With some smartphone vendors deciding for the rest of us that we don't need a headphone jack, the time for fast progression on the wireless audio front is needed now. Wireless audio isn't anything new, of course, but it's a technology that's extremely hard to get right. A good wireless solution needs to have decent battery-life, a stable connection, and of course, good audio quality.
Again, wireless audio isn't anything new, but when Apple released its wireless AirPods earbuds (and removed the headphone jack from its iPhone at the same time), it seemed to spur every other vendor to begin taking wireless earbuds seriously. Apple has done well, based on the number of AirPods you'll see in use in public, but wireless buds from other vendors are notably rarer.
Qualcomm hopes to change that very soon. With its new QCC3026 Bluetooth audio system, the company expects many more vendors to join in on the wireless revolution. One of the biggest hurdles any company faces when it comes time to introduce a major new feature is that it doesn't have the capability to do everything itself. That's where Qualcomm comes in; it effectively offers a finished product for a company to tweak to perfectly complement its portfolio.
The QCC3026 SoC is designed to reduce power consumption by 50% vs. the previous generation. It's also designed to deliver superb audio quality, which is important, especially on earbuds that don't last all day long. Oppo becomes the first vendor to adopt the QCC3026 SoC for use with its O-Free wireless earbuds, which complement the company's new Find X flagship.
Oppo's Find X flagship smartphone
At ¥699 (~$100 USD), these O-Free earbuds are priced reasonably for a quality solution.
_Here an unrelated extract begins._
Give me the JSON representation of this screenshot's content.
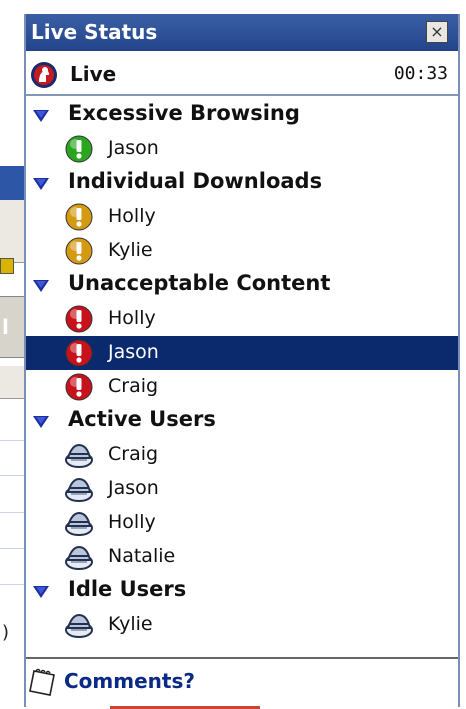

OnePlus in recent months released a $69 pair of wireless earbuds called Bullets Wireless, also based on a Qualcomm SoC, which are allegedly good for their price, but audiophiles are going to yearn for more - such as a QCC3026 solution.
For us consumers, this is a good progression. It means we'll see more quality wireless audio solutions for our phones coming out this year, and along the way, those solutions should only continue to get better. If only they could do something about the battery-life which can be measured in the low single digits!